Description of the task:
The records below are to be reproduced exactly, and no picture should appear in the copy.

+++

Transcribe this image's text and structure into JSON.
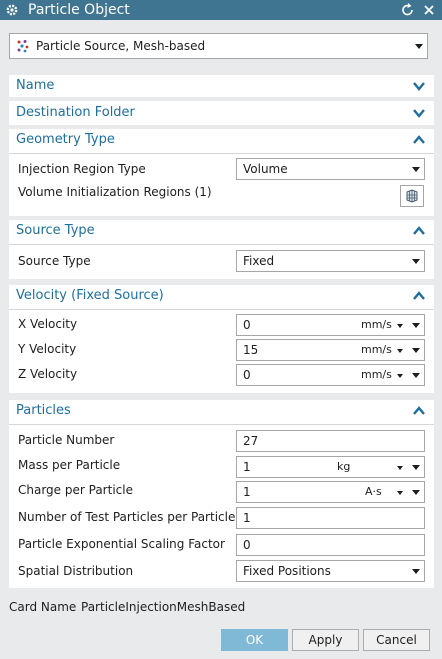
{
  "window": {
    "title": "Particle Object",
    "icons": [
      "gear-icon",
      "reset-icon",
      "close-icon"
    ]
  },
  "object_type": {
    "value": "Particle Source, Mesh-based",
    "icon": "particle-source-icon"
  },
  "sections": {
    "name": {
      "title": "Name",
      "state": "collapsed"
    },
    "destination": {
      "title": "Destination Folder",
      "state": "collapsed"
    },
    "geometry": {
      "title": "Geometry Type",
      "state": "expanded",
      "injection_label": "Injection Region Type",
      "injection_value": "Volume",
      "regions_label": "Volume Initialization Regions (1)",
      "regions_icon": "region-select-icon"
    },
    "source": {
      "title": "Source Type",
      "state": "expanded",
      "label": "Source Type",
      "value": "Fixed"
    },
    "velocity": {
      "title": "Velocity (Fixed Source)",
      "state": "expanded",
      "x_label": "X Velocity",
      "x_value": "0",
      "x_unit": "mm/s",
      "y_label": "Y Velocity",
      "y_value": "15",
      "y_unit": "mm/s",
      "z_label": "Z Velocity",
      "z_value": "0",
      "z_unit": "mm/s"
    },
    "particles": {
      "title": "Particles",
      "state": "expanded",
      "number_label": "Particle Number",
      "number_value": "27",
      "mass_label": "Mass per Particle",
      "mass_value": "1",
      "mass_unit": "kg",
      "charge_label": "Charge per Particle",
      "charge_value": "1",
      "charge_unit": "A·s",
      "test_label": "Number of Test Particles per Particle",
      "test_value": "1",
      "scaling_label": "Particle Exponential Scaling Factor",
      "scaling_value": "0",
      "spatial_label": "Spatial Distribution",
      "spatial_value": "Fixed Positions"
    }
  },
  "card": {
    "label": "Card Name",
    "value": "ParticleInjectionMeshBased"
  },
  "buttons": {
    "ok": "OK",
    "apply": "Apply",
    "cancel": "Cancel"
  },
  "colors": {
    "titlebar": "#3f7591",
    "section_title": "#1f6e9a",
    "ok_button": "#7fb9d5",
    "background": "#e9eaec"
  }
}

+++

Task output:
Transcribe this image's text and structure into JSON.
{
  "window": {
    "title": "Particle Object",
    "icons": [
      "gear-icon",
      "reset-icon",
      "close-icon"
    ]
  },
  "object_type": {
    "value": "Particle Source, Mesh-based",
    "icon": "particle-source-icon"
  },
  "sections": {
    "name": {
      "title": "Name",
      "state": "collapsed"
    },
    "destination": {
      "title": "Destination Folder",
      "state": "collapsed"
    },
    "geometry": {
      "title": "Geometry Type",
      "state": "expanded",
      "injection_label": "Injection Region Type",
      "injection_value": "Volume",
      "regions_label": "Volume Initialization Regions (1)",
      "regions_icon": "region-select-icon"
    },
    "source": {
      "title": "Source Type",
      "state": "expanded",
      "label": "Source Type",
      "value": "Fixed"
    },
    "velocity": {
      "title": "Velocity (Fixed Source)",
      "state": "expanded",
      "x_label": "X Velocity",
      "x_value": "0",
      "x_unit": "mm/s",
      "y_label": "Y Velocity",
      "y_value": "15",
      "y_unit": "mm/s",
      "z_label": "Z Velocity",
      "z_value": "0",
      "z_unit": "mm/s"
    },
    "particles": {
      "title": "Particles",
      "state": "expanded",
      "number_label": "Particle Number",
      "number_value": "27",
      "mass_label": "Mass per Particle",
      "mass_value": "1",
      "mass_unit": "kg",
      "charge_label": "Charge per Particle",
      "charge_value": "1",
      "charge_unit": "A·s",
      "test_label": "Number of Test Particles per Particle",
      "test_value": "1",
      "scaling_label": "Particle Exponential Scaling Factor",
      "scaling_value": "0",
      "spatial_label": "Spatial Distribution",
      "spatial_value": "Fixed Positions"
    }
  },
  "card": {
    "label": "Card Name",
    "value": "ParticleInjectionMeshBased"
  },
  "buttons": {
    "ok": "OK",
    "apply": "Apply",
    "cancel": "Cancel"
  },
  "colors": {
    "titlebar": "#3f7591",
    "section_title": "#1f6e9a",
    "ok_button": "#7fb9d5",
    "background": "#e9eaec"
  }
}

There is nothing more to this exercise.